They have a wonderful relationship. It's a relationship based on faith and family. They are devoted to one another; they are devoted to their children, devoted to their community. It's a relationship based on devotion and partnership. That is tested immensely in the show.
What can viewers expect as the season progresses?
Madness. They can just expect things to spiral. It just gets more intriguing, more intense, more interesting, all the “I” words. Moving forward, you feel like you're on the same roller coaster that Noah is. It's a fun ride, an interesting ride.
I'm really proud of the show because people get very invested in our show. People get invested in our characters, and they get emotionally attached to them. And that's the highest compliment that a show can get, for people to be so emotionally invested in the story.
How did working on a CBC series compare with the U.S. series you've worked on?
When we were working with the CBC, they were relatively hands-off. I'm not sure they even knew what they had on their hands. They sort of let us do our own thing. There was a lot of support early on.
Now, to be in this situation with WGN America, it's apples and oranges. The support, the outreach, the promotion have been incredible. I've never been happier with a show. The way WGN treats the show and treats us, I have no doubt they are fans of our show and supporters of us.
The biggest thing is just the reach, being able to bring the show to more viewers, to be able to promote the show in a bigger, better, bolder way, that's been massive. They've held nothing back in the support of our show, and I'm immensely grateful.
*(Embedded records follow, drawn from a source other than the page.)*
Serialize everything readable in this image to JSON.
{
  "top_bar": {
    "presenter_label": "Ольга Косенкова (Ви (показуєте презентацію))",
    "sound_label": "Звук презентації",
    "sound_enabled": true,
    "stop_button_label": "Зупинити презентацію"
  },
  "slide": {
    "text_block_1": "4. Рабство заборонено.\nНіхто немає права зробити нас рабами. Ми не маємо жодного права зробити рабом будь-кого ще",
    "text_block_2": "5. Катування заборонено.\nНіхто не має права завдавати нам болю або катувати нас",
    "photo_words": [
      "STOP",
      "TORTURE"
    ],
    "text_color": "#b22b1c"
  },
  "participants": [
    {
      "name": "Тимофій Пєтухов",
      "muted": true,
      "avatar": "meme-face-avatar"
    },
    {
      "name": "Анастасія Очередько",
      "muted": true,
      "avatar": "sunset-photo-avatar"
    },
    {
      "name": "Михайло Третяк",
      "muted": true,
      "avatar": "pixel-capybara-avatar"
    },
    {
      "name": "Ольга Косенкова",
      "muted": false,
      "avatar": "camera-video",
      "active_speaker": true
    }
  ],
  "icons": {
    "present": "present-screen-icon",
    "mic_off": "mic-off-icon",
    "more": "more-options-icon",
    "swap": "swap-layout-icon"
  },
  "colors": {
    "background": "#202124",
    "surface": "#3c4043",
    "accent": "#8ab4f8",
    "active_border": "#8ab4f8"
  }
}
The second season of Pure has already been filmed, right?
Yes. It's bigger, badder, better, bolder than the first season. I can't wait for people to see the second season. I want people to become invested in the first season and if you've seen the first season, to revisit it and refresh your minds and your hearts and prepare for the second season to follow.
Hopefully, we get to do many more. I'm certainly not ready to say goodbye to these characters. I love this show. It's one of the proudest moments of my career, and I want to do it as long as possible.
Pure Season 1 Episode 1 debuts at 10/9c Wednesday, Jan. 23, on WGN America.
Dale McGarrigle is a staff writer for TV Fanatic. Follow him on Twitter.